Hub and Spoke
For the SOR funding, OASAS will continue what it did with STR, and will also look at ways of expanding the state’s “hub and spoke” project. The expansion will be based on widening the reach of OTPs by linking them to community-based prescribers in remote areas, via telehealth, said Mr. Kent.
Vermont first instituted the hub and spoke, with the hub as an OTP, and the spoke as a prescriber. The OTP assesses all patients, and treats those for whom an OTP is the best treatment. The spoke is the DATA 2000-waivered buprenorphine prescriber (or Vivitrol prescriber).
But in New York, procurement will be local, and each county can decide how it wants to set this up. “We’re going to issue a procurement, we want to see what is out there,” said Mr. Kent. “I think that there are local relationships that are different.”
Jails and Prisons
One area the state will focus on is medication-assisted treatment for the incarcerated population, said Mr. Kent. “We did get funding, and there was additional money to do some behind-the-walls treatment,” he explained. “We want to make sure there’s patient choice involved” in terms of medication–methadone, buprenorphine, or Vivitrol.

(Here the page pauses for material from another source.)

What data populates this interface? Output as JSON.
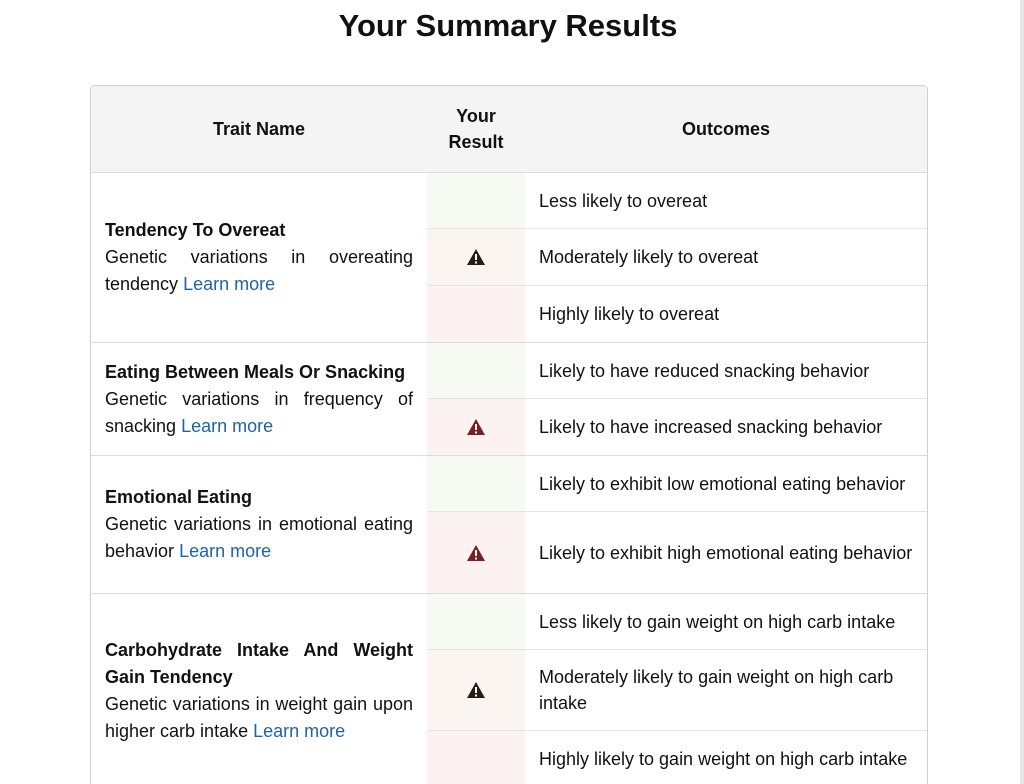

“We are working with the corrections medical people,” he said. The concern is that patients on methadone go “cold turkey” in jail, which is unnecessary and inhumane. “You have a person who was on methadone and ended up being incarcerated–the hard taper is really tragic,” he said. “We try to keep them connected to community-based OTPs.”
Another concern for OASAS is the problem of getting DATA 2000-waivered physicians (buprenorphine prescribers) to prescribe for more patients. “Some people say we have to create more DATA 2000 prescribers, but that shouldn’t be our priority,” said Mr. Kent, noting that most buprenorphine prescribers do not prescribe anywhere near their “cap,” or patient limit. “Our priority is to get the ones we have, to prescribe to more patients.”
OASAS is using the ECHO model, a learning collaborative from the University of New Mexico, to expand the reach, by sending prescribers there for training. Then these physicians, who are interested in treating addiction, can return to New York and “cascade” what they learned to others. “If we get New York docs talking to New York docs, it’s the best way to get them to be engaged,” said Mr. Kent.
The counties of highest need in year 1 of the STR grant were identified via three different data sets: the number of overdose deaths for the first cut, followed by the number of hospitalizations involving opioids, followed by the percentage of people leaving the county to get OASAS treatment services. For year 2, OASAS reassessed.
In year 1, OASAS identified 16 counties; in year 2, there were 35.
There are 20 providers in the 35 counties; six of them run OASAS-certified OTPs, and 14 have other outpatient treatment programs. OASAS also engaged in a partnership with the Research Institute on Addictions at the University at Buffalo to help high-risk counties provide services.
“People ask, where are the high-need areas? And I say, ‘The whole state,’” said Mr. Kent. Yes, New York City has a lot of treatment services. But it also has a lot of heroin and illicit fentanyl.
Sustainability From Insurers
What happens when the money–from STR and SOR–runs out? Insurance will pay for treatment–just as it does for treatment of medical and surgical diseases. “We had that in mind from the beginning,” said Mr. Kent. “We made these investments understanding that we were giving seed money.”
Treatment is reimbursable via the state’s Medicaid program and commercial insurance, now that the state has moved to Medicaid managed care. And reimbursement includes OTPs–under commercial insurance as well as under Medicaid. “Our state insurance department has issued circulars saying OTPs need to be part of your network,” said Mr. Kent. “They must cover the full range of substance use disorder services.”